Money laundering is the process by which criminals create the illusion that the money they are spending is actually theirs to spend.

We are all guilty of sloppy use of language and it has been commonplace for the funding of terrorism to be regarded as money laundering. But although there may be some similarities, there are also some technical and legal differences.

The Euro is not quite as new a concept as some would have you believe. It is, at its most simple, an extension of a series of unsuccessful measures to stabilise currency movements, and harmonise (some would say homogenise) economies, within Europe.

Money Laundering and the Euro
Extract from "How not to be a money launderer" Ed2
By Nigel Morris-Cotterill
Published 1996.
Second Edition: December 1998
Paperback and e-book (without obsolete appendices) reprinted 2011.

The most hotly argued topic relating to money laundering has long been whether laws do - or even should - relate to tax crimes.

The history of money laundering is, primarily, that of hiding money or assets from the state - either from blatant confiscation or from taxation - and, indeed, from a combination of both. And, of course from those seeking to enforce judgments in civil cases or to follow the money that results from other crime. It is interwoven with the history of trade and of banking.

According to some estimates, some 80% of property crime, for example, theft, is committed to fund drugs habits. If there were no people willing to buy the stolen goods, then there would be no point in criminals committing theft because there would be no money raised.

The simplistic answer to this question is that criminals launder money. But that answer is far too simple to be completely true.

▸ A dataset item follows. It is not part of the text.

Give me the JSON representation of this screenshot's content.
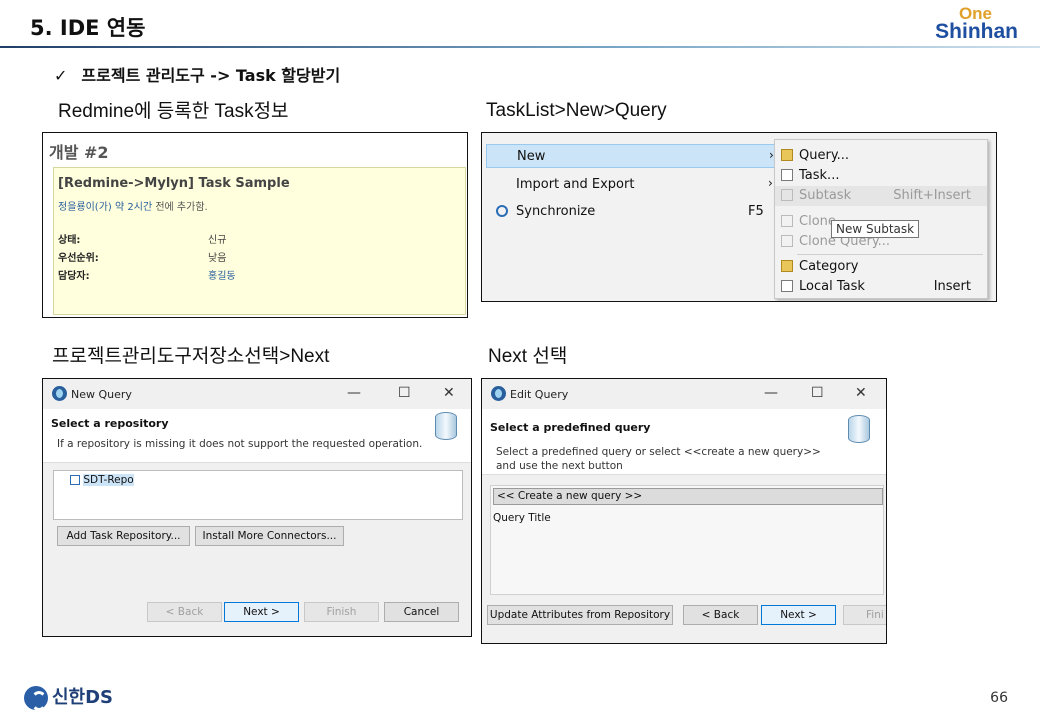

The fact is that money launderers are to be found in all walks of life, many acting entirely innocently.

Criminals commit three basic types of crime - crimes of passion or honour, crimes of violence or vandalism and economic crimes.